This would be a good time to address the elephant in the room: Some long-time fans are going to be turned off by this album. (The Quietus quoted contributor Rory Gibb on Twitter as saying, “Fucking hell. They’re like the Dire Straits of current synth stuff.”) A lot of the underground synthesizer music of the past few years has been about embracing cultural castoffs, from Emeralds’ own New Age flirtations to Oneohtrix Point Never’s lysergic edits of glossy pop acts like Chris de Burgh. But on Just to Feel Anything, the trio really goes the full fromage. That’s owing largely to McGuire’s presence here, wailing away with multi-tracked guitar solos on almost every song, keening counterpoints, whammy-bar action and all. Air guitarists can get some serious mileage out of this record, and practice their best “O-face” at the same time.
It’s not just McGuire, though: Much of Anything is steeped in sounds typically coded as cheese. When the opening “Before Your Eyes” references New Order, it’s not so much Power, Corruption & Lies they’re going for as Low-Life — a great album in its own way, but definitely marked by the band’s drug-enhanced pop ambitions. “Adrenochrome” — with its rubbery bass, billowing mids, and pitter-pat, proto-house beat — at times shows a bizarre resemblance to Seal’s “Crazy.” Scoff if you will, but sing that famous chorus melody over this track and see if you disagree. When “Search for Me in the Wasteland” echoes Swans, it’s the noise gods’ 1989 album The Burning World, a Bill Laswell-produced major-label fiasco that Michael Gira has since declared borderline unlistenable. (For the record, I love it unconditionally, so no complaints there. But again, it’s hardly the conventional, rock-snob-approved choice.) There are plenty of tasteful (or at least hipster-certified) references to be found dotting this spongy, elastic landscape, like Tangerine Dream and even Steve Reich. But the main takeaway, at least initially, might be its evocation of the crispy cocaine glow of Jan Hammer’s Miami Vice soundtrack.
And you know what? Some deep listening may shift you from serious skepticism to being strangely won over by Emeralds’ non-judgmental approach. If their strategy really is to resuscitate, without irony, some of the denigrated products of pop-culture past, they’ve succeeded: After a while, the Miami Vice stuff actually doesn’t sound so bad, with some pretty cool, pretty out-there musical qualities that years of over-familiarity with those robo-toms and keytar leads had gradually obscured.
Just as importantly, it never feels like Emeralds are trying to score cool points here simply by bringing back the terminally uncool.

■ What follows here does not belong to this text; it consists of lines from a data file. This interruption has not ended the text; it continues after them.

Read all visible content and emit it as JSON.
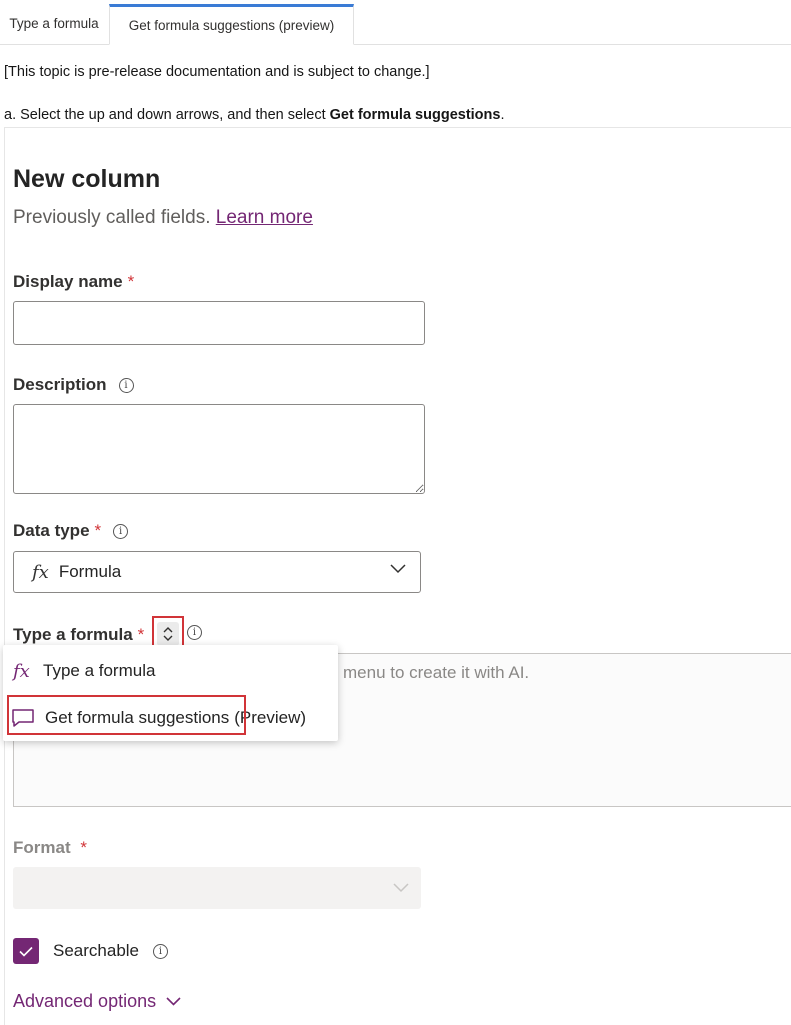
{
  "tabs": [
    {
      "label": "Type a formula",
      "active": false
    },
    {
      "label": "Get formula suggestions (preview)",
      "active": true
    }
  ],
  "intro": {
    "notice": "[This topic is pre-release documentation and is subject to change.]",
    "step_prefix": "a. Select the up and down arrows, and then select ",
    "step_bold": "Get formula suggestions",
    "step_suffix": "."
  },
  "form": {
    "title": "New column",
    "subtitle_text": "Previously called fields. ",
    "learn_more": "Learn more",
    "display_name_label": "Display name",
    "description_label": "Description",
    "data_type_label": "Data type",
    "data_type_icon": "fx",
    "data_type_value": "Formula",
    "formula_label": "Type a formula",
    "formula_hint": "menu to create it with AI.",
    "format_label": "Format",
    "required_mark": "*",
    "info_glyph": "i",
    "searchable_label": "Searchable",
    "searchable_checked": true,
    "advanced_label": "Advanced options"
  },
  "menu": {
    "items": [
      {
        "icon": "fx",
        "label": "Type a formula"
      },
      {
        "icon": "chat-icon",
        "label": "Get formula suggestions",
        "suffix": "(Preview)"
      }
    ]
  },
  "colors": {
    "accent": "#742774",
    "required": "#d13438",
    "tab_active": "#3a7bd5"
  }
}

The dodgy bits work because they’ve been thought through and worked into a rich, unpredictable, sometimes messy whole. There’s real drama in the band’s sweeping crescendos and ringing guitar chords; there’s something genuinely affecting in their newfound emo overtones. The album’s title, with its sense of frustrated yearning, makes perfect sense once you submit to their conflicted mood music. This is the opposite of stoner noise-dude complacency, where trying is the most uncool thing you could do. They go way out on a limb here, and as vertiginous as it gets, taking the plunge feels like falling into the arms of an old friend.